Karl Malgiero
Delaware Public Media

State lawmakers will consider two new bills aimed at expanding the craft brewery industry in the First State.


Craft breweries in Delaware follow strict laws surrounding their licenses, and what kind of alcohol they can produce.


State Rep. Bill Bush (D-Dover) says he met with craft breweries who wanted the state law changed to allow for more growth in the industry.


One change to the laws is expanding the number of brewpubs a brewery can have in the state from 3 to 5.


“Some of the brepubs right now, Iron Hill is a great example, have 3 within the state. And they want to expand and we would rather have the jobs in the state of Delaware than put them going outside the state," said Bush. "By having more brewpubs in our state really allows for economic development, tourism and allows for us to keep jobs in the state of Delaware and increase them.”


State Sen. Trey Paradee (D-Dover) says the cap was instituted to give small breweries in Delaware a chance to compete with larger breweries who may have been able to afford to open lots more brewpubs.


Now that many of the state's craft breweries have been successful and want to continue to expand, they are looking to open more brewpubs than the state law currently allows.


Another bill filed by Bush also changes the laws around brewing to allow for the production of fermented beverages other than beer.


Hard Seltzer has exploded in popularity across the country in recent years.
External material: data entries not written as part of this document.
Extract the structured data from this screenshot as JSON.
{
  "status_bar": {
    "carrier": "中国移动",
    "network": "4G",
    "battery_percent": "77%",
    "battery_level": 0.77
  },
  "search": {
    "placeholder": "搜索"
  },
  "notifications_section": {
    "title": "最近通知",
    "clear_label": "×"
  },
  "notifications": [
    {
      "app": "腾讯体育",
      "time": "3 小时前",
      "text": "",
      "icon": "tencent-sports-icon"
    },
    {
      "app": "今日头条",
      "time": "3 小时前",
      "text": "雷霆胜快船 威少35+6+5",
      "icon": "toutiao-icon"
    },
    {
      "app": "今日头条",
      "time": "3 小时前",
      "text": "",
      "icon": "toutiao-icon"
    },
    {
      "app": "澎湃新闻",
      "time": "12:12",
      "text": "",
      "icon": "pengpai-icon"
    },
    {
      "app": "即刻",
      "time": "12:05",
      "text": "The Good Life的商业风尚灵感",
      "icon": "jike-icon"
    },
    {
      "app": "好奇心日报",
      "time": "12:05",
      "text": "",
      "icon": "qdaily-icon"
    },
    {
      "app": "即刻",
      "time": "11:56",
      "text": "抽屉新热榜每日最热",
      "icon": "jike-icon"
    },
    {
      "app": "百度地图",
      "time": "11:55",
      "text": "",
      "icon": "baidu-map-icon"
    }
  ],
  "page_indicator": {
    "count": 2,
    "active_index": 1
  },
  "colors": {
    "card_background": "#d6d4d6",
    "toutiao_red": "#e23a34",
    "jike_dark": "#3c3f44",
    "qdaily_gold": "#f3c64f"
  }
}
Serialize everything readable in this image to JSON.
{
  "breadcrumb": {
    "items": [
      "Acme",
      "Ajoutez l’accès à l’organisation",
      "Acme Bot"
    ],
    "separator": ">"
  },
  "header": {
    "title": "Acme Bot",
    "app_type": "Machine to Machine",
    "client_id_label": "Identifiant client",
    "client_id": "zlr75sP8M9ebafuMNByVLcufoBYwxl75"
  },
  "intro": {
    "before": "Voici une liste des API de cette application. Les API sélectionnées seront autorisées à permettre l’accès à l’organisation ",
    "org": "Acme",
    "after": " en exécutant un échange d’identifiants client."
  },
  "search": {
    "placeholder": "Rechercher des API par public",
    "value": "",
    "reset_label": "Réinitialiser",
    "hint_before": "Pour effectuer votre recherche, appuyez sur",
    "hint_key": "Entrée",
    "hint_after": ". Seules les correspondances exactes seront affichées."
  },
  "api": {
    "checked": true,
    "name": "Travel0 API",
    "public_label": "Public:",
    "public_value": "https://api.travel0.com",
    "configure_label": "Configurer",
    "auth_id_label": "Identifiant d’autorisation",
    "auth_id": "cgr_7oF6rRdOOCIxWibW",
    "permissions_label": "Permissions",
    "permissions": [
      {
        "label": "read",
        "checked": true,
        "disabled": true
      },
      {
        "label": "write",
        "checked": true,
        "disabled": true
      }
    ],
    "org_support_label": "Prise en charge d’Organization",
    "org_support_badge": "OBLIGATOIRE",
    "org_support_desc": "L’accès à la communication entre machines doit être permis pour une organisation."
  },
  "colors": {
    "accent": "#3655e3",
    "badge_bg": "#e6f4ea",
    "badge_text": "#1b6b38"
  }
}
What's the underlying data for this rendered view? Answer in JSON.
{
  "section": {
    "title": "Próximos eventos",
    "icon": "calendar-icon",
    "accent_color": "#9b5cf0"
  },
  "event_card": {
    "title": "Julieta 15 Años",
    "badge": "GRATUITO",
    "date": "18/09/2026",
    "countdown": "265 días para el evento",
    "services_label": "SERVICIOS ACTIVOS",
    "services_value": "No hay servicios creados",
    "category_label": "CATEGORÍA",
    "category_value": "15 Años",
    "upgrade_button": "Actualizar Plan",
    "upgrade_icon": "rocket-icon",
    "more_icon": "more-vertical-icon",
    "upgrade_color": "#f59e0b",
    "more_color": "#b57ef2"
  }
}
But according to Delaware law, breweries in the state aren’t allowed to make it.


Bush says he met with craft breweries and found there was a need to change the law to match federal law.


“Under the federal laws, it can be brewed," said Bush. "However, the state of Delaware’s laws were a little bit restrictive on the definition for brewpubs and microbreweries. What this really does is it ensures that they can brew it in our state.”


Under current Delaware law, brewpubs are only allowed to brew beer, so Bush wants to expand that definition to include Cider, Mead, Hard seltzer or any fermented beverage to give craft breweries a chance to follow the trends.

Roman Battaglia grew up in Portland, Ore, and now reports for Delaware Public Media as a Report For America corps member. He focuses on politics, elections and legislation activity at the local, county and state levels.